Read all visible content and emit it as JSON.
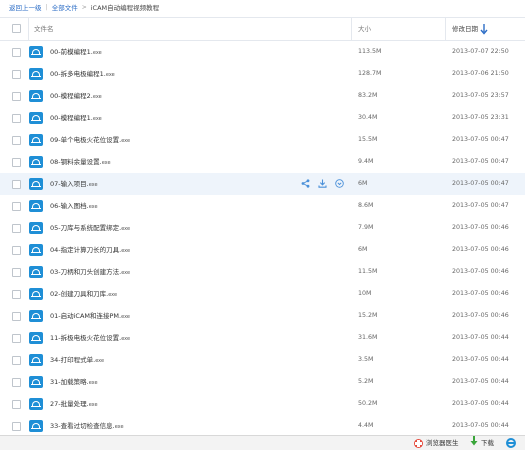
{
  "breadcrumb": {
    "back": "返回上一级",
    "all_files": "全部文件",
    "separator": "|",
    "arrow": ">",
    "current": "iCAM自动编程视频教程"
  },
  "table": {
    "col_name": "文件名",
    "col_size": "大小",
    "col_date": "修改日期",
    "sort_icon": "sort-desc-icon"
  },
  "files": [
    {
      "name": "00-前模编程1.",
      "ext": "exe",
      "size": "113.5M",
      "date": "2013-07-07 22:50"
    },
    {
      "name": "00-拆多电极编程1.",
      "ext": "exe",
      "size": "128.7M",
      "date": "2013-07-06 21:50"
    },
    {
      "name": "00-模程编程2.",
      "ext": "exe",
      "size": "83.2M",
      "date": "2013-07-05 23:57"
    },
    {
      "name": "00-模程编程1.",
      "ext": "exe",
      "size": "30.4M",
      "date": "2013-07-05 23:31"
    },
    {
      "name": "09-单个电极火花位设置.",
      "ext": "exe",
      "size": "15.5M",
      "date": "2013-07-05 00:47"
    },
    {
      "name": "08-钢料余量设置.",
      "ext": "exe",
      "size": "9.4M",
      "date": "2013-07-05 00:47"
    },
    {
      "name": "07-输入项目.",
      "ext": "exe",
      "size": "6M",
      "date": "2013-07-05 00:47"
    },
    {
      "name": "06-输入图档.",
      "ext": "exe",
      "size": "8.6M",
      "date": "2013-07-05 00:47"
    },
    {
      "name": "05-刀库与系统配置绑定.",
      "ext": "exe",
      "size": "7.9M",
      "date": "2013-07-05 00:46"
    },
    {
      "name": "04-指定计算刀长的刀具.",
      "ext": "exe",
      "size": "6M",
      "date": "2013-07-05 00:46"
    },
    {
      "name": "03-刀柄和刀头创建方法.",
      "ext": "exe",
      "size": "11.5M",
      "date": "2013-07-05 00:46"
    },
    {
      "name": "02-创建刀具和刀库.",
      "ext": "exe",
      "size": "10M",
      "date": "2013-07-05 00:46"
    },
    {
      "name": "01-启动iCAM和连接PM.",
      "ext": "exe",
      "size": "15.2M",
      "date": "2013-07-05 00:46"
    },
    {
      "name": "11-拆极电极火花位设置.",
      "ext": "exe",
      "size": "31.6M",
      "date": "2013-07-05 00:44"
    },
    {
      "name": "34-打印程式单.",
      "ext": "exe",
      "size": "3.5M",
      "date": "2013-07-05 00:44"
    },
    {
      "name": "31-加载策略.",
      "ext": "exe",
      "size": "5.2M",
      "date": "2013-07-05 00:44"
    },
    {
      "name": "27-批量处理.",
      "ext": "exe",
      "size": "50.2M",
      "date": "2013-07-05 00:44"
    },
    {
      "name": "33-查看过切检查信息.",
      "ext": "exe",
      "size": "4.4M",
      "date": "2013-07-05 00:44"
    }
  ],
  "hover_row_index": 6,
  "row_actions": [
    "share-icon",
    "download-icon",
    "more-icon"
  ],
  "status_bar": {
    "browser_doctor": "浏览器医生",
    "download": "下载"
  },
  "colors": {
    "link": "#2c6dc6",
    "file_icon": "#1f8fd6",
    "hover_row": "#eef4fb",
    "download_green": "#3aa63a"
  }
}
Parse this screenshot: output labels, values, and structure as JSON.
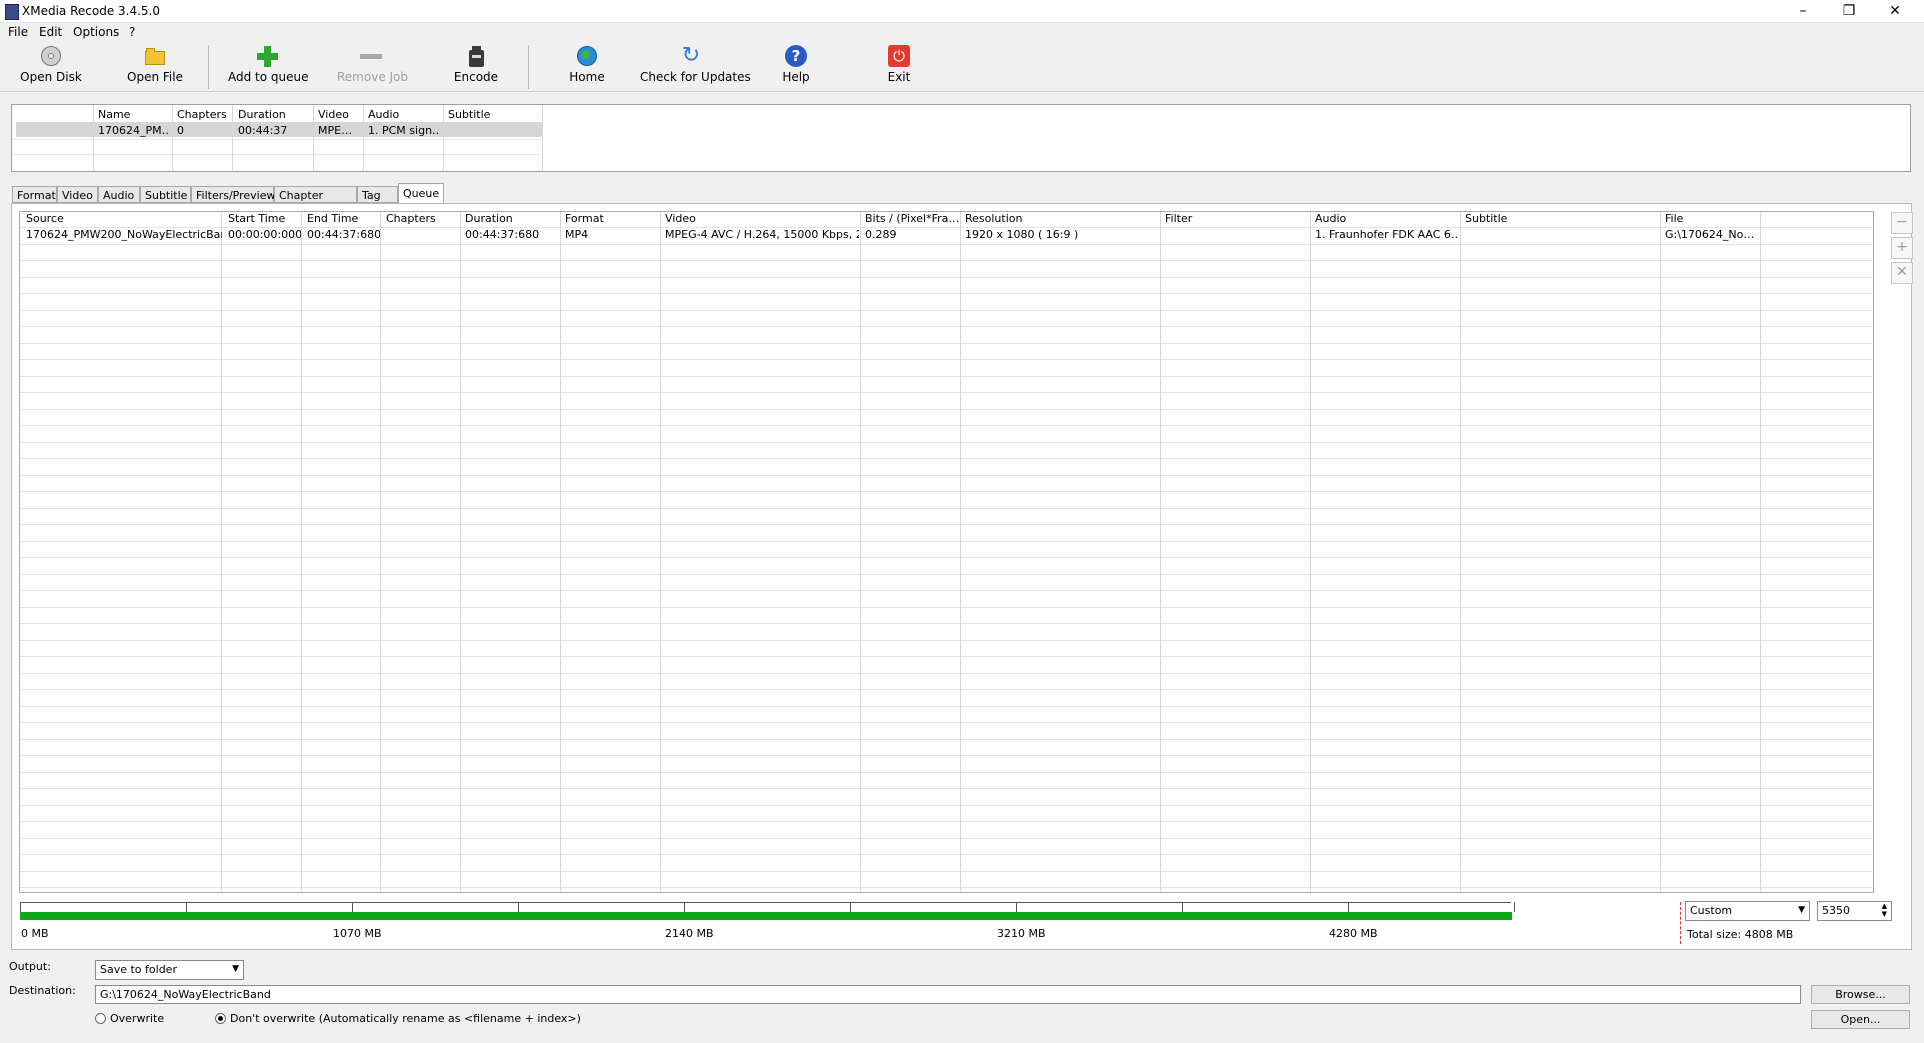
{
  "window": {
    "title": "XMedia Recode 3.4.5.0",
    "min_glyph": "–",
    "max_glyph": "❐",
    "close_glyph": "✕"
  },
  "menu": [
    "File",
    "Edit",
    "Options",
    "?"
  ],
  "toolbar": {
    "open_disk": "Open Disk",
    "open_file": "Open File",
    "add_to_queue": "Add to queue",
    "remove_job": "Remove Job",
    "encode": "Encode",
    "home": "Home",
    "check_updates": "Check for Updates",
    "help": "Help",
    "exit": "Exit"
  },
  "source_table": {
    "columns": [
      "Name",
      "Chapters",
      "Duration",
      "Video",
      "Audio",
      "Subtitle"
    ],
    "rows": [
      [
        "170624_PM…",
        "0",
        "00:44:37",
        "MPE…",
        "1. PCM sign…",
        ""
      ]
    ]
  },
  "tabs": [
    "Format",
    "Video",
    "Audio",
    "Subtitle",
    "Filters/Preview",
    "Chapter Editor",
    "Tag",
    "Queue"
  ],
  "active_tab": "Queue",
  "queue": {
    "columns": [
      "Source",
      "Start Time",
      "End Time",
      "Chapters",
      "Duration",
      "Format",
      "Video",
      "Bits / (Pixel*Fra…",
      "Resolution",
      "Filter",
      "Audio",
      "Subtitle",
      "File"
    ],
    "rows": [
      [
        "170624_PMW200_NoWayElectricBan…",
        "00:00:00:000",
        "00:44:37:680",
        "",
        "00:44:37:680",
        "MP4",
        "MPEG-4 AVC / H.264, 15000 Kbps, 2…",
        "0.289",
        "1920 x 1080 ( 16:9 )",
        "",
        "1. Fraunhofer FDK AAC 6…",
        "",
        "G:\\170624_No…"
      ]
    ],
    "side_buttons": {
      "minus": "−",
      "plus": "+",
      "close": "✕"
    }
  },
  "size_bar": {
    "labels": [
      "0 MB",
      "1070 MB",
      "2140 MB",
      "3210 MB",
      "4280 MB"
    ],
    "fill_mb": 4808,
    "limit_mb": 5350,
    "fill_color": "#0fa81a",
    "preset": "Custom",
    "target_value": "5350",
    "total_size": "Total size: 4808 MB"
  },
  "output": {
    "output_label": "Output:",
    "output_value": "Save to folder",
    "destination_label": "Destination:",
    "destination_value": "G:\\170624_NoWayElectricBand",
    "browse": "Browse...",
    "open": "Open...",
    "overwrite": "Overwrite",
    "dont_overwrite": "Don't overwrite (Automatically rename as <filename + index>)"
  }
}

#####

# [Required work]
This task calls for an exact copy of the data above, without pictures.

# [The completed task]
Read all visible content and emit it as JSON.
{
  "breadcrumb": {
    "back": "返回上一级",
    "all_files": "全部文件",
    "separator": "|",
    "arrow": ">",
    "current": "iCAM自动编程视频教程"
  },
  "table": {
    "col_name": "文件名",
    "col_size": "大小",
    "col_date": "修改日期",
    "sort_icon": "sort-desc-icon"
  },
  "files": [
    {
      "name": "00-前模编程1.",
      "ext": "exe",
      "size": "113.5M",
      "date": "2013-07-07 22:50"
    },
    {
      "name": "00-拆多电极编程1.",
      "ext": "exe",
      "size": "128.7M",
      "date": "2013-07-06 21:50"
    },
    {
      "name": "00-模程编程2.",
      "ext": "exe",
      "size": "83.2M",
      "date": "2013-07-05 23:57"
    },
    {
      "name": "00-模程编程1.",
      "ext": "exe",
      "size": "30.4M",
      "date": "2013-07-05 23:31"
    },
    {
      "name": "09-单个电极火花位设置.",
      "ext": "exe",
      "size": "15.5M",
      "date": "2013-07-05 00:47"
    },
    {
      "name": "08-钢料余量设置.",
      "ext": "exe",
      "size": "9.4M",
      "date": "2013-07-05 00:47"
    },
    {
      "name": "07-输入项目.",
      "ext": "exe",
      "size": "6M",
      "date": "2013-07-05 00:47"
    },
    {
      "name": "06-输入图档.",
      "ext": "exe",
      "size": "8.6M",
      "date": "2013-07-05 00:47"
    },
    {
      "name": "05-刀库与系统配置绑定.",
      "ext": "exe",
      "size": "7.9M",
      "date": "2013-07-05 00:46"
    },
    {
      "name": "04-指定计算刀长的刀具.",
      "ext": "exe",
      "size": "6M",
      "date": "2013-07-05 00:46"
    },
    {
      "name": "03-刀柄和刀头创建方法.",
      "ext": "exe",
      "size": "11.5M",
      "date": "2013-07-05 00:46"
    },
    {
      "name": "02-创建刀具和刀库.",
      "ext": "exe",
      "size": "10M",
      "date": "2013-07-05 00:46"
    },
    {
      "name": "01-启动iCAM和连接PM.",
      "ext": "exe",
      "size": "15.2M",
      "date": "2013-07-05 00:46"
    },
    {
      "name": "11-拆极电极火花位设置.",
      "ext": "exe",
      "size": "31.6M",
      "date": "2013-07-05 00:44"
    },
    {
      "name": "34-打印程式单.",
      "ext": "exe",
      "size": "3.5M",
      "date": "2013-07-05 00:44"
    },
    {
      "name": "31-加载策略.",
      "ext": "exe",
      "size": "5.2M",
      "date": "2013-07-05 00:44"
    },
    {
      "name": "27-批量处理.",
      "ext": "exe",
      "size": "50.2M",
      "date": "2013-07-05 00:44"
    },
    {
      "name": "33-查看过切检查信息.",
      "ext": "exe",
      "size": "4.4M",
      "date": "2013-07-05 00:44"
    }
  ],
  "hover_row_index": 6,
  "row_actions": [
    "share-icon",
    "download-icon",
    "more-icon"
  ],
  "status_bar": {
    "browser_doctor": "浏览器医生",
    "download": "下载"
  },
  "colors": {
    "link": "#2c6dc6",
    "file_icon": "#1f8fd6",
    "hover_row": "#eef4fb",
    "download_green": "#3aa63a"
  }
}
Parse this screenshot: output labels, values, and structure as JSON.
{
  "window": {
    "title": "XMedia Recode 3.4.5.0",
    "min_glyph": "–",
    "max_glyph": "❐",
    "close_glyph": "✕"
  },
  "menu": [
    "File",
    "Edit",
    "Options",
    "?"
  ],
  "toolbar": {
    "open_disk": "Open Disk",
    "open_file": "Open File",
    "add_to_queue": "Add to queue",
    "remove_job": "Remove Job",
    "encode": "Encode",
    "home": "Home",
    "check_updates": "Check for Updates",
    "help": "Help",
    "exit": "Exit"
  },
  "source_table": {
    "columns": [
      "Name",
      "Chapters",
      "Duration",
      "Video",
      "Audio",
      "Subtitle"
    ],
    "rows": [
      [
        "170624_PM…",
        "0",
        "00:44:37",
        "MPE…",
        "1. PCM sign…",
        ""
      ]
    ]
  },
  "tabs": [
    "Format",
    "Video",
    "Audio",
    "Subtitle",
    "Filters/Preview",
    "Chapter Editor",
    "Tag",
    "Queue"
  ],
  "active_tab": "Queue",
  "queue": {
    "columns": [
      "Source",
      "Start Time",
      "End Time",
      "Chapters",
      "Duration",
      "Format",
      "Video",
      "Bits / (Pixel*Fra…",
      "Resolution",
      "Filter",
      "Audio",
      "Subtitle",
      "File"
    ],
    "rows": [
      [
        "170624_PMW200_NoWayElectricBan…",
        "00:00:00:000",
        "00:44:37:680",
        "",
        "00:44:37:680",
        "MP4",
        "MPEG-4 AVC / H.264, 15000 Kbps, 2…",
        "0.289",
        "1920 x 1080 ( 16:9 )",
        "",
        "1. Fraunhofer FDK AAC 6…",
        "",
        "G:\\170624_No…"
      ]
    ],
    "side_buttons": {
      "minus": "−",
      "plus": "+",
      "close": "✕"
    }
  },
  "size_bar": {
    "labels": [
      "0 MB",
      "1070 MB",
      "2140 MB",
      "3210 MB",
      "4280 MB"
    ],
    "fill_mb": 4808,
    "limit_mb": 5350,
    "fill_color": "#0fa81a",
    "preset": "Custom",
    "target_value": "5350",
    "total_size": "Total size: 4808 MB"
  },
  "output": {
    "output_label": "Output:",
    "output_value": "Save to folder",
    "destination_label": "Destination:",
    "destination_value": "G:\\170624_NoWayElectricBand",
    "browse": "Browse...",
    "open": "Open...",
    "overwrite": "Overwrite",
    "dont_overwrite": "Don't overwrite (Automatically rename as <filename + index>)"
  }
}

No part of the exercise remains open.